Problems with Elderly Nutrition
Elderly nutrition can result from a series of causes. Our parents and grandparents rarely want to be a burden, but as they get older, it becomes increasingly our responsibility as adults to give them the same care that they gave us when we were growing up. If you are blessed with having aging parents deep into your adult years, then you should begin to monitor them carefully to make sure they are still feeding themselves properly.
Sometimes it is difficult to distinguish elderly malnutrition from other diseases that the older generation is prone to suffer. For this reason, it is important to inform yourself about the reasons why the elderly might suffer from malnutrition. Here are the most common causes:
Many elderly are too proud to ask for help when they run into problems with their nutrition. They have been self-sufficient for so long that they simply can’t bring themselves to give up responsibility for their well-being. Even the best retirement plan is sometimes not enough to provide for someone who has lived deep into say their 90’s. However, studies show that many older people suffer from malnutrition simply because they cannon afford to eat right. Often the cost of living has outpaced their elderly nutrition plans or they are forced to choose between medications and adequate food.
Another common problem that can impede elderly nutrition is transportation. As older people reach the age where they can no longer safely drive, getting to the store becomes a much greater challenge. If the older person does not have someone to take them, they may put off going or when they do go not get enough food to bide them until their next sojourn.
Lack of Appetite
Many older people also find that they no longer feel hungry in the way they used to when they were younger. This lack of appetite is a common condition among the old, like insomnia and incontinence. Without their regular appetites to guide them, many older people begin to miss meals or to eat only sparingly, which can weaken their health. This can hasten the decline of an older person as they begin to feel too weak or lazy to go prepare meals, thus creating an even more severe problem.
Side Effects of Medication
Often the many medications that doctors prescribe for older people will have unintended effects when it come to appetite or diet. Not only do many of the medications put a dent in the older person’s wallet, but also they may directly affect their desires to eat.
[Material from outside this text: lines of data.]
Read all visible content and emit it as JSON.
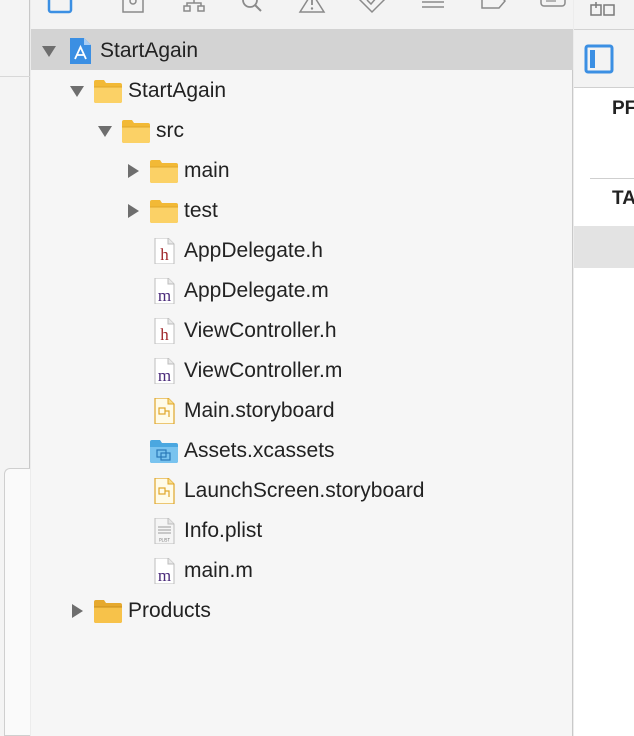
{
  "colors": {
    "accent_blue": "#3b8fe3",
    "folder_yellow": "#f7c24a",
    "header_red": "#a0272a",
    "impl_purple": "#4a2a7a",
    "selection_gray": "#d3d3d3"
  },
  "navigator": {
    "toolbar_icons": [
      "project-navigator-icon",
      "symbol-navigator-icon",
      "hierarchy-icon",
      "find-icon",
      "issue-warning-icon",
      "test-diamond-icon",
      "debug-list-icon",
      "breakpoint-tag-icon",
      "report-bubble-icon"
    ],
    "tree": [
      {
        "label": "StartAgain",
        "level": 0,
        "disclosure": "expanded",
        "icon": "project-icon",
        "selected": true
      },
      {
        "label": "StartAgain",
        "level": 1,
        "disclosure": "expanded",
        "icon": "folder-icon",
        "selected": false
      },
      {
        "label": "src",
        "level": 2,
        "disclosure": "expanded",
        "icon": "folder-icon",
        "selected": false
      },
      {
        "label": "main",
        "level": 3,
        "disclosure": "collapsed",
        "icon": "folder-icon",
        "selected": false
      },
      {
        "label": "test",
        "level": 3,
        "disclosure": "collapsed",
        "icon": "folder-icon",
        "selected": false
      },
      {
        "label": "AppDelegate.h",
        "level": 3,
        "disclosure": "none",
        "icon": "header-file-icon",
        "selected": false
      },
      {
        "label": "AppDelegate.m",
        "level": 3,
        "disclosure": "none",
        "icon": "implementation-file-icon",
        "selected": false
      },
      {
        "label": "ViewController.h",
        "level": 3,
        "disclosure": "none",
        "icon": "header-file-icon",
        "selected": false
      },
      {
        "label": "ViewController.m",
        "level": 3,
        "disclosure": "none",
        "icon": "implementation-file-icon",
        "selected": false
      },
      {
        "label": "Main.storyboard",
        "level": 3,
        "disclosure": "none",
        "icon": "storyboard-file-icon",
        "selected": false
      },
      {
        "label": "Assets.xcassets",
        "level": 3,
        "disclosure": "none",
        "icon": "asset-catalog-icon",
        "selected": false
      },
      {
        "label": "LaunchScreen.storyboard",
        "level": 3,
        "disclosure": "none",
        "icon": "storyboard-file-icon",
        "selected": false
      },
      {
        "label": "Info.plist",
        "level": 3,
        "disclosure": "none",
        "icon": "plist-file-icon",
        "selected": false
      },
      {
        "label": "main.m",
        "level": 3,
        "disclosure": "none",
        "icon": "implementation-file-icon",
        "selected": false
      },
      {
        "label": "Products",
        "level": 1,
        "disclosure": "collapsed",
        "icon": "products-folder-icon",
        "selected": false
      }
    ]
  },
  "inspector": {
    "section_1": "PF",
    "section_2": "TA"
  }
}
Many medications can make older people feel nauseous or can make them lose their appetites altogether.
Yet another condition that has an effect on elderly nutrition is dental health. First, is the cost of keeping teeth and mouths healthy. For many older people, this added expense can be prohibitive. Even when it is not, some dental problems are more difficult to fix. Gum disease, problems with dentures, and the usual sorts of dental difficulties can make eating properly an ordeal.
Finally, many old people have such severe restriction to their diet that they come to take little pleasure in eating. Not able to eat the savory, calorie rich meals they used to have as younger people, much of the pleasure in eating drains away. With little pleasure in the taste of food, many stop eating as much or as well as they used to, thus hasting the problems associated with poor elderly nutrition.
If you are a caretaker of an older person, it is important that you watch out for the signs of poor nutrition. Many of these signs are also common to other kinds of diseases and ailments common to the elderly, so you should pay careful attention and make sure your parents and grandparents go to the doctor regularly.